Translation memories are also fed with past translations from a 60+ million corpus. The large aligned corpus will be made available to freelance translators on the web so that they may search for terms. The corpus is also being used for automatic terminology extraction in order to improve the PAHOMTS dictionaries.
Software enhancements PAHOMTS is nowadays a solid MT program because it has been enhanced daily for the past 20 years, and the improvements are based mainly on actual translations produced by the software. Thus, the system’s dictionaries are improved daily as follows:
when a translation is run, PAHOMTS creates a list of not-found words. A dictionary updater adds the words to the dictionaries and, depending on the number and frequency, the translation job is re-run.
while posteditors are working on a translation, they record suggestions for grammar and dictionary enhancement in an electronic file (the side-by-side file) which contains, for each source sentence, the corresponding raw translation and a feedback column. The feedback is later implemented in the system’s grammars and dictionaries by the computational linguists and dictionary updaters.
the computational linguists also analyze side-by-side output files and look for sentences that have not been fully parsed, in an effort to locate and correct gaps in the syntactic parser. The percentage of full parses has been steadily increasing over the years.
an automated terminology extractor is used to locate expressions that are used consistently in past translations, along with their translations. The computational linguists later review the lists and import them into the PAHOMTS dictionaries using the bilingual glossary import utility.
References Aymerich, J. (2004) Machine Translation in Practice at PAHO. Tutorial presented at AMTA 2004, Washington, DC, September 28, 2004
Jones, S. and Parton, G. (2004) Collaboration Across the Multinational Battlespace in Support of High-stakes Decision Making - Instant Messaging with Automated Language Translation. MITRE Technical Paper. http://www.mitre.org/work/tech_papers/tech_papers_04/04_0823/04_0823.pdf LaPorte RE., Akazawa S., Hellmonds P., Boostrom E., Gamboa C., Gooch T., et al. (1994) Global public health and the information superhighway.
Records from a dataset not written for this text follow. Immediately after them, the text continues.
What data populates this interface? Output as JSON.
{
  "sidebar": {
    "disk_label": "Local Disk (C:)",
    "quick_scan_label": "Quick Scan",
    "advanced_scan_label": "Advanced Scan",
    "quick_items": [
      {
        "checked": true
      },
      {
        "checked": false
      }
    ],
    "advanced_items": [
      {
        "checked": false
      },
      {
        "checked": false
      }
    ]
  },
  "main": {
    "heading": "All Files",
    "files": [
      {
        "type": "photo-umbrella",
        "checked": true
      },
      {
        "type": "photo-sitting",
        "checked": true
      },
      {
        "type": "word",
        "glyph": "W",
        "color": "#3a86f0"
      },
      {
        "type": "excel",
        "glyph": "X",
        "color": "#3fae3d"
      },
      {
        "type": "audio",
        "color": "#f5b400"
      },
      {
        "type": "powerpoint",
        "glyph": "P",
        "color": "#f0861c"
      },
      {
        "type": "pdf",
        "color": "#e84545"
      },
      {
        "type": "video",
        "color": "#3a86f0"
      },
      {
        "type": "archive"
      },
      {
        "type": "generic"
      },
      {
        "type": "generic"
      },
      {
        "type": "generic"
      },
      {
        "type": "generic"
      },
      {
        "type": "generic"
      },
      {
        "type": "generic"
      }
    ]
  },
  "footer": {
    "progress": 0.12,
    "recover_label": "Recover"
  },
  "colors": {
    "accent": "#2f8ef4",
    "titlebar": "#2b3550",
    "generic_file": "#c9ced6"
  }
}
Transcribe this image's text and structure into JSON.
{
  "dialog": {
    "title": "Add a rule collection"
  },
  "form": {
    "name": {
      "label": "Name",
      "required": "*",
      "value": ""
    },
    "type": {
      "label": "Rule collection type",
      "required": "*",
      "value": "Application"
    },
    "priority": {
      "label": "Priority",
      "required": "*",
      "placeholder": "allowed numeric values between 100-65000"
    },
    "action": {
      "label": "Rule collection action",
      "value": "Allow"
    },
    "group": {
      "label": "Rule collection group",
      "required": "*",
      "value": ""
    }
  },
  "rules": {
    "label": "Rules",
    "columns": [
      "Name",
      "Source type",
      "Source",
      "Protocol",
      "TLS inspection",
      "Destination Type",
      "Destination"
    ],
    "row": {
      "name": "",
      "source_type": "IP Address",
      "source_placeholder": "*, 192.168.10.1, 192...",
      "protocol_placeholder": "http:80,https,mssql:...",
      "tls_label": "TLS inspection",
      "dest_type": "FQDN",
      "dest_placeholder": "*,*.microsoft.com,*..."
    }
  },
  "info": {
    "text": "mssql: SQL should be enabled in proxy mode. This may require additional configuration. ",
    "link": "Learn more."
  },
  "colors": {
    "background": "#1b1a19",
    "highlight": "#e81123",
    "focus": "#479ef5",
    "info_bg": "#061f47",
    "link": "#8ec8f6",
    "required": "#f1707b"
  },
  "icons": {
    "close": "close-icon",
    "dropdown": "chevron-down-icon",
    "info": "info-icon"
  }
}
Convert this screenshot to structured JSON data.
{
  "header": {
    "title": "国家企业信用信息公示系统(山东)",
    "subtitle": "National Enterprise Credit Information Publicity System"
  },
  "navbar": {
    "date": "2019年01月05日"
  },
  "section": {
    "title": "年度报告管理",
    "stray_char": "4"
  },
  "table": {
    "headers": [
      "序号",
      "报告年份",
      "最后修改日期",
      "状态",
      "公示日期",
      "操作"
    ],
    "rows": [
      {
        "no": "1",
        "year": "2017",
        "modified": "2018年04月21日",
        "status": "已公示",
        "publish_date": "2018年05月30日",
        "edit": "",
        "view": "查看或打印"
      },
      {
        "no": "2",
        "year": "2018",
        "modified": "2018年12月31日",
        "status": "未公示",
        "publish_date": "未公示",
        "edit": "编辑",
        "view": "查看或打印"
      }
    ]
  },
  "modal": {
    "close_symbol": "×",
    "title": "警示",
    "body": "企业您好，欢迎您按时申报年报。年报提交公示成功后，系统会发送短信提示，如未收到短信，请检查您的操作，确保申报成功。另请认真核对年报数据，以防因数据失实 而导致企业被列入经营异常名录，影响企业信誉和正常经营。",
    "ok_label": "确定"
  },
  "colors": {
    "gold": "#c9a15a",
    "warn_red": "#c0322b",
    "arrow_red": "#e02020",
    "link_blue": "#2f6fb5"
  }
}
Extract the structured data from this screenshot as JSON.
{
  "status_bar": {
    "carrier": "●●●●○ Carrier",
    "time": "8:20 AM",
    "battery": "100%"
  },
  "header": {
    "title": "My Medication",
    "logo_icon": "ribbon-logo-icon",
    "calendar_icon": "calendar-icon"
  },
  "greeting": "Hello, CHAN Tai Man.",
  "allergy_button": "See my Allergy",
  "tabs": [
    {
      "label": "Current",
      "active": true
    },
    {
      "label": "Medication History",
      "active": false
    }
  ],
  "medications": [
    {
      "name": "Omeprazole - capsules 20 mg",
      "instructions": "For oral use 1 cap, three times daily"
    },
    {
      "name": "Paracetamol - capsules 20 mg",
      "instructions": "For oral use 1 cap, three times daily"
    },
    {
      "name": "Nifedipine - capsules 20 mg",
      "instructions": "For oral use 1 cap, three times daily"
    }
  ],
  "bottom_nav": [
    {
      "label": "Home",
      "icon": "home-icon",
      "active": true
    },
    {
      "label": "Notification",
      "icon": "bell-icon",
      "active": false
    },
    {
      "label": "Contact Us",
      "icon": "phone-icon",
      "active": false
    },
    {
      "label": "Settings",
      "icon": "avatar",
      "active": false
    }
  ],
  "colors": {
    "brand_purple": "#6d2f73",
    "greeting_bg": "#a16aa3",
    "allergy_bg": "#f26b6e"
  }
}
BMJ 1994;308:1651-2. (25 June)
León, M. (2002)La Traducción Automática y Memoria de Traducción, in Proceedings of the Primer Congreso Internacional: El español, lengua de traducción, Almagro, Spain. http://europa.eu.int/comm/translation/events/almagro/html/ponencias_es.htm
León, M. (2000) A New Look for the PAHO MT System, in J.S. White (Ed.) AMTA 2000, LNAI 1934, pp. 219-222
León, M. and L. Schwartz (1986) Integrated Development of English-Spanish Machine Translation: from Pilot to Full Operational Capability: Technical Report of Grant DPE-5543-G-SS-3048-00 from the U.S. Agency for International Development. Washington, DC: Pan American Health Organization
Rosemblat G., Gemoets D., Browne A., Tse T. (2003) Machine Translation-Supported Cross-Language Information Retrieval for a Consumer Health Resource. American Medical InformaticsAssociation Annual Symposium (AMIA03)
Fefer, E., Stavchansky, S., Pezoa R., Martianera, J. and Vernengo, M. (1995) Introduccción a la versión en español de la USP23-NF18. Internal USP report.
Vasconcellos, M. (1989) Long-Term Data for an MT Policy, in Literary and Linguistic Computing, Vol. 4, No.3, pp. 203-213. Oxford University Press
Vasconcellos, M. and M. León (1988) SPANAM and ENGSPAN: Machine translation at the Pan American Health Organization. Computational Linguistics 11, pp 122-136. Also in J. Slocum, editor (1988), Machine Translation systems, pp. 187-236. Cambridge University Press
White, J., and O'Connell, T. (1994) The ARPA MT evaluation methodologies: evolution, lessons, and future approaches. Proceedings of the 1994 Conference, Association for Machine Translation in the Americas.